The three farm Bills and the subsequent protests have grabbed headlines over the past few weeks. Experts, analysts and commentators have spilt much ink and devoted much screen prime time to discussion around the Bills—whether they should stay or should be repealed? This article will not pick a side. Many are touting the Bills to be the 1991 moment for the agricultural sector—liberalisation. Powers of agricultural produce market committee (APMCs) have been reduced, amendments to the Essential Commodities Act have been made to ease stock limits, and corporate farming and direct procurement have been made easy.
However, why are reforms/amendments needed, and what is the ultimate objective? Time and again governments have had a mandate to increase the income of farmers and modernise the Indian agricultural scene.
The Narendra Modi government has set a target to double farmers’ income by 2022, using 2015-16 as the base year. The PM-KISAN scheme too has been a stride in the same direction. The NITI Aayog paper on Doubling Farmers’ Income clarifies on the ways farm income can be increased. A reduction in per unit cost of production could lead to increased earnings. Higher increase in prices of farm output relative to other commodities is another source. Diversification of crops and movement of labour to non-farm occupations too could add to the income. In essence, increase in farmers’ income goes beyond just increasing farm output.
In the past, the minimum support price (MSP) of crops has helped provide some security to farmers for their produce and, at the same time, ensured food security for the country. It also served to incentivise a desired cropping pattern.
However, India is no longer short on its staples—rice and wheat—and the Food Corporation of India (FCI) holds stocks way beyond the recommended levels rotting away in its yards. Despite MSP being in place, instances of farmers having to sell their produce below MSP are not unheard of. Besides, every crop and every farmer doesn’t get MSP.
According to a recent article in The Wire, farmers on average were denied at least Rs 1,881 crore by having to sell their produce below MSP in October and November. In all major paddy producing states—Chhattisgarh, Uttar Pradesh and Telangana—the average prices were 15% below MSP. According to the PRS, 43% of wheat, 36% of rice, 12% of cereals and 1% of coarse grains produced are procured at MSP. Also, Punjab, Madhya Pradesh and Haryana make up 85% of the wheat procured under MSP. Therefore, MSP remains focused on a few crops and a few states.
MSP has had limited success in terms of serving as a signal. According to the findings of a 2016 NITI Aayog report, only 10% of farmers came to know about MSP for the different crops before their sowing season, whereas 62% of farmers knew about the prices of their produce after the sowing. Also, 28% of farmers could not recollect the information. Essentially, increased MSP cannot alone help in increasing farmers’ income.
The NABARD All India Rural Financial Inclusion Survey 2016-17 shows that 48% of rural households are agricultural households. And 87% of agricultural households possess two or less hectares of land, and only 5.2% own tractors.
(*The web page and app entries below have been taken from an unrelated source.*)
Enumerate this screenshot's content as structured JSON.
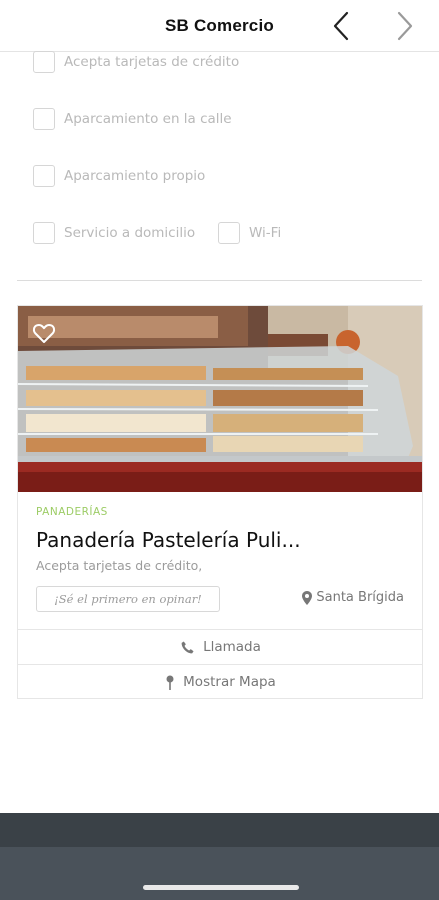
{
  "header": {
    "title": "SB Comercio",
    "back_icon": "chevron-left-icon",
    "forward_icon": "chevron-right-icon"
  },
  "filters": [
    {
      "label": "Acepta tarjetas de crédito",
      "checked": false
    },
    {
      "label": "Aparcamiento en la calle",
      "checked": false
    },
    {
      "label": "Aparcamiento propio",
      "checked": false
    },
    {
      "label": "Servicio a domicilio",
      "checked": false
    },
    {
      "label": "Wi-Fi",
      "checked": false
    }
  ],
  "card": {
    "category": "PANADERÍAS",
    "name": "Panadería Pastelería Puli...",
    "features": "Acepta tarjetas de crédito,",
    "review_cta": "¡Sé el primero en opinar!",
    "location": "Santa Brígida",
    "call_label": "Llamada",
    "map_label": "Mostrar Mapa",
    "favorite_icon": "heart-outline-icon"
  },
  "colors": {
    "accent_category": "#9ccc65",
    "bottom_bar": "#3a4147",
    "system_nav": "#4a525a"
  }
}
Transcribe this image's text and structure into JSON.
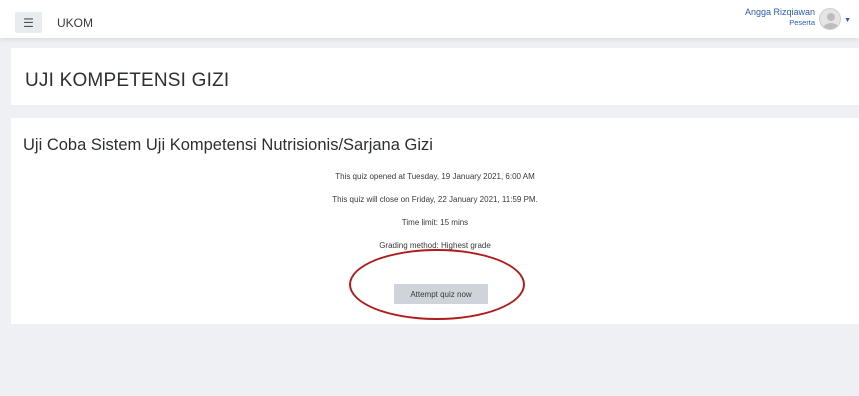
{
  "navbar": {
    "menu_icon": "hamburger-icon",
    "site_name": "UKOM",
    "user": {
      "name": "Angga Rizqiawan",
      "role": "Peserta",
      "avatar_icon": "user-avatar-icon",
      "dropdown_icon": "caret-down-icon"
    }
  },
  "header": {
    "title": "UJI KOMPETENSI GIZI"
  },
  "quiz": {
    "title": "Uji Coba Sistem Uji Kompetensi Nutrisionis/Sarjana Gizi",
    "opened": "This quiz opened at Tuesday, 19 January 2021, 6:00 AM",
    "closes": "This quiz will close on Friday, 22 January 2021, 11:59 PM.",
    "time_limit": "Time limit: 15 mins",
    "grading": "Grading method: Highest grade",
    "attempt_label": "Attempt quiz now"
  },
  "colors": {
    "accent_link": "#2a5db0",
    "highlight_circle": "#b01c1c",
    "button_bg": "#ced4da",
    "page_bg": "#eef0f3"
  }
}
Nearly 43% of income of agricultural households comes from cultivation and livestock rearing. Small scale and lack of modernisation characterises a major chunk of India’s agriculture. New technology and farming techniques are crucial to increasing farm productivity, reducing cost of cultivation, and improving farm realisations. Farmer education and extension services will go a long way in improving farming practices. There is a dire need to communicate with farmers and win his confidence if new techniques are to be adopted. Limited success of soil health card and nutrient-based subsidy being an example how well-intended policies can fail to yield the desired results in the absence of a buy-in from farmers. Increase in yields of staple food crops can help farmers diversify into other value-added cash crops.
An impetus to farmer producer organisations (FPOs) can help farmers achieve scale, and better coordinate cultivation and marketing of their produce. Self-help groups (SHGs) can help farmers diversify their income streams. However, FPOs and SHGs have had limited success owing to lack of managerial skills and quality control. Focused development of such soft and technical skills amongst farmers and rural population, may be say under ‘Skill India’, could help FPOs and SHGs achieve greater success. Agri-based industries in rural areas can help utilise excess labour from the farms and provide new employment opportunities, and at the same time provide a ready market for farm produce. Easy access to formal credit too can help farmers lower their borrowing costs.
Free and functioning agricultural markets can help farmers increase the incomes from their farm produce. Deeper and open agricultural markets can help market participants with better price discovery and foresight of market conditions. Better agriculture and supply chain infrastructure will be crucial for the success of trading markets. Bringing players on board eNAM and other trading platforms will be critical, as will be helping farmers access international markets.
The recent reforms may or may not stay. By itself, the ability of any reform to transform agriculture will be limited. Bihar became the first state to abolish the APMC Act in 2006. Studies have shown the impact of that on the plight of farmers has been a mixed bag, owing to nuances of the rural socio-economic setup.
To really bring about a marked change in the plight of farmers, coordinated and comprehensive effort will be required on the part of the government, the private sector and farmers. Participants will need to have confidence and work with one another to identify the problems and find solutions. This is the only way India can achieve income security for its farmers and nutritional security for itself.
The author is an economist. Views are personal